━━━━━ Data records

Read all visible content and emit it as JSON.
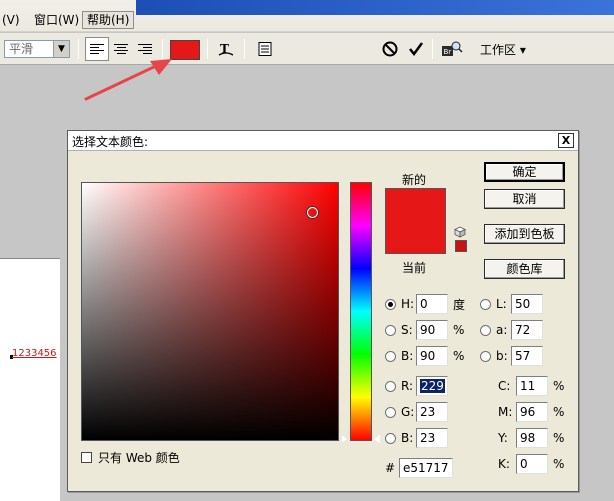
{
  "menubar": {
    "items": [
      "(V)",
      "窗口(W)",
      "帮助(H)"
    ]
  },
  "toolbar": {
    "antialias_value": "平滑",
    "text_color": "#e51717",
    "workspace_label": "工作区 ▾"
  },
  "canvas": {
    "sample_text": "1233456"
  },
  "dialog": {
    "title": "选择文本颜色:",
    "close_label": "X",
    "new_label": "新的",
    "current_label": "当前",
    "new_color": "#e51717",
    "current_color": "#e51717",
    "web_color": "#cc1111",
    "buttons": {
      "ok": "确定",
      "cancel": "取消",
      "add_swatch": "添加到色板",
      "color_library": "颜色库"
    },
    "hsb": {
      "h_label": "H:",
      "h_value": "0",
      "h_unit": "度",
      "s_label": "S:",
      "s_value": "90",
      "s_unit": "%",
      "b_label": "B:",
      "b_value": "90",
      "b_unit": "%"
    },
    "rgb": {
      "r_label": "R:",
      "r_value": "229",
      "g_label": "G:",
      "g_value": "23",
      "b_label": "B:",
      "b_value": "23"
    },
    "lab": {
      "l_label": "L:",
      "l_value": "50",
      "a_label": "a:",
      "a_value": "72",
      "b_label": "b:",
      "b_value": "57"
    },
    "cmyk": {
      "c_label": "C:",
      "c_value": "11",
      "c_unit": "%",
      "m_label": "M:",
      "m_value": "96",
      "m_unit": "%",
      "y_label": "Y:",
      "y_value": "98",
      "y_unit": "%",
      "k_label": "K:",
      "k_value": "0",
      "k_unit": "%"
    },
    "hex_label": "#",
    "hex_value": "e51717",
    "web_only_label": "只有 Web 颜色"
  },
  "colors": {
    "annotation_arrow": "#e8454b"
  }
}
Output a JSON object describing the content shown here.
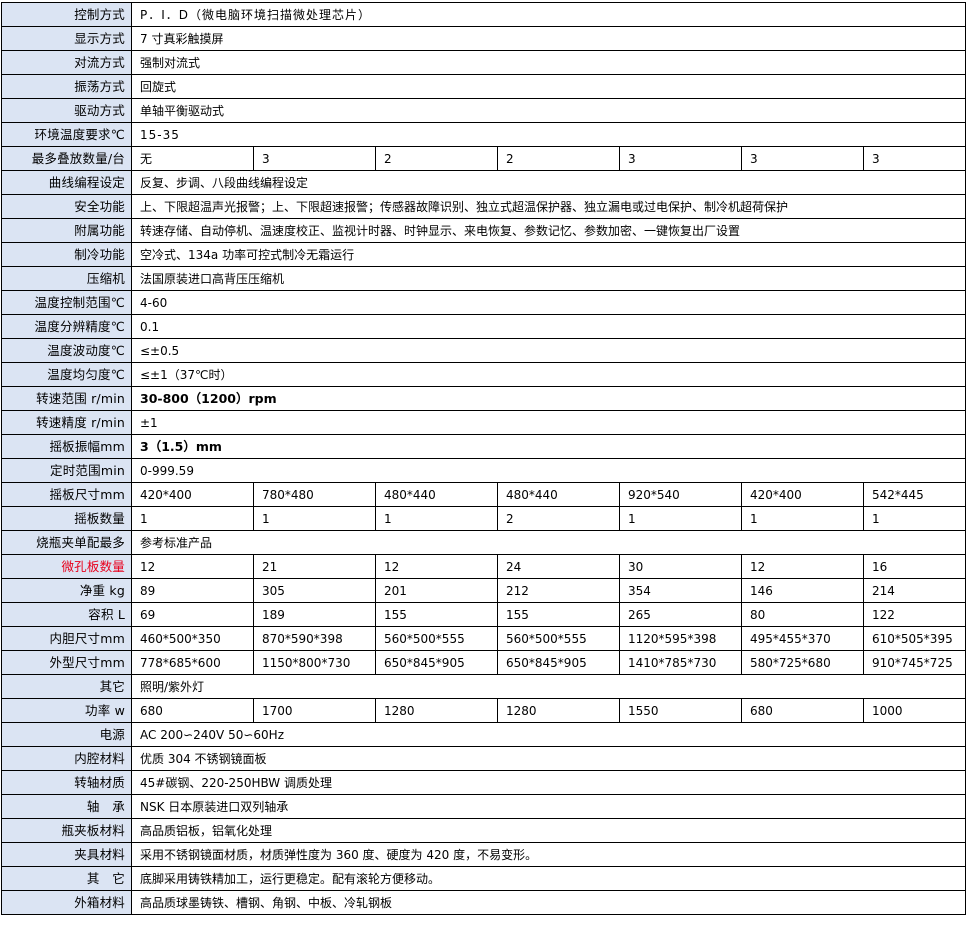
{
  "rows": [
    {
      "label": "控制方式",
      "cells": [
        "P．I．D（微电脑环境扫描微处理芯片）"
      ]
    },
    {
      "label": "显示方式",
      "cells": [
        "7 寸真彩触摸屏"
      ]
    },
    {
      "label": "对流方式",
      "cells": [
        "强制对流式"
      ]
    },
    {
      "label": "振荡方式",
      "cells": [
        "回旋式"
      ]
    },
    {
      "label": "驱动方式",
      "cells": [
        "单轴平衡驱动式"
      ]
    },
    {
      "label": "环境温度要求℃",
      "cells": [
        "15-35"
      ]
    },
    {
      "label": "最多叠放数量/台",
      "cells": [
        "无",
        "3",
        "2",
        "2",
        "3",
        "3",
        "3"
      ]
    },
    {
      "label": "曲线编程设定",
      "cells": [
        "反复、步调、八段曲线编程设定"
      ]
    },
    {
      "label": "安全功能",
      "cells": [
        "上、下限超温声光报警；上、下限超速报警；传感器故障识别、独立式超温保护器、独立漏电或过电保护、制冷机超荷保护"
      ]
    },
    {
      "label": "附属功能",
      "cells": [
        "转速存储、自动停机、温速度校正、监视计时器、时钟显示、来电恢复、参数记忆、参数加密、一键恢复出厂设置"
      ]
    },
    {
      "label": "制冷功能",
      "cells": [
        "空冷式、134a 功率可控式制冷无霜运行"
      ]
    },
    {
      "label": "压缩机",
      "cells": [
        "法国原装进口高背压压缩机"
      ]
    },
    {
      "label": "温度控制范围℃",
      "cells": [
        "4-60"
      ]
    },
    {
      "label": "温度分辨精度℃",
      "cells": [
        "0.1"
      ]
    },
    {
      "label": "温度波动度℃",
      "cells": [
        "≤±0.5"
      ]
    },
    {
      "label": "温度均匀度℃",
      "cells": [
        "≤±1（37℃时）"
      ]
    },
    {
      "label": "转速范围 r/min",
      "cells": [
        "30-800（1200）rpm"
      ]
    },
    {
      "label": "转速精度 r/min",
      "cells": [
        "±1"
      ]
    },
    {
      "label": "摇板振幅mm",
      "cells": [
        "3（1.5）mm"
      ]
    },
    {
      "label": "定时范围min",
      "cells": [
        "0-999.59"
      ]
    },
    {
      "label": "摇板尺寸mm",
      "cells": [
        "420*400",
        "780*480",
        "480*440",
        "480*440",
        "920*540",
        "420*400",
        "542*445"
      ]
    },
    {
      "label": "摇板数量",
      "cells": [
        "1",
        "1",
        "1",
        "2",
        "1",
        "1",
        "1"
      ]
    },
    {
      "label": "烧瓶夹单配最多",
      "cells": [
        "参考标准产品"
      ]
    },
    {
      "label": "微孔板数量",
      "cells": [
        "12",
        "21",
        "12",
        "24",
        "30",
        "12",
        "16"
      ]
    },
    {
      "label": "净重 kg",
      "cells": [
        "89",
        "305",
        "201",
        "212",
        "354",
        "146",
        "214"
      ]
    },
    {
      "label": "容积 L",
      "cells": [
        "69",
        "189",
        "155",
        "155",
        "265",
        "80",
        "122"
      ]
    },
    {
      "label": "内胆尺寸mm",
      "cells": [
        "460*500*350",
        "870*590*398",
        "560*500*555",
        "560*500*555",
        "1120*595*398",
        "495*455*370",
        "610*505*395"
      ]
    },
    {
      "label": "外型尺寸mm",
      "cells": [
        "778*685*600",
        "1150*800*730",
        "650*845*905",
        "650*845*905",
        "1410*785*730",
        "580*725*680",
        "910*745*725"
      ]
    },
    {
      "label": "其它",
      "cells": [
        "照明/紫外灯"
      ]
    },
    {
      "label": "功率 w",
      "cells": [
        "680",
        "1700",
        "1280",
        "1280",
        "1550",
        "680",
        "1000"
      ]
    },
    {
      "label": "电源",
      "cells": [
        "AC 200∽240V 50∽60Hz"
      ]
    },
    {
      "label": "内腔材料",
      "cells": [
        "优质 304 不锈钢镜面板"
      ]
    },
    {
      "label": "转轴材质",
      "cells": [
        "45#碳钢、220-250HBW 调质处理"
      ]
    },
    {
      "label": "轴　承",
      "cells": [
        "NSK 日本原装进口双列轴承"
      ]
    },
    {
      "label": "瓶夹板材料",
      "cells": [
        "高品质铝板，铝氧化处理"
      ]
    },
    {
      "label": "夹具材料",
      "cells": [
        "采用不锈钢镜面材质，材质弹性度为 360 度、硬度为 420 度，不易变形。"
      ]
    },
    {
      "label": "其　它",
      "cells": [
        "底脚采用铸铁精加工，运行更稳定。配有滚轮方便移动。"
      ]
    },
    {
      "label": "外箱材料",
      "cells": [
        "高品质球墨铸铁、槽钢、角钢、中板、冷轧钢板"
      ]
    }
  ],
  "colors": {
    "label_bg": "#dbe4f3",
    "label_red": "#e8001c",
    "border": "#000000"
  }
}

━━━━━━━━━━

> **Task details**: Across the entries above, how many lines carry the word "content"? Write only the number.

> **Exercise output**: 2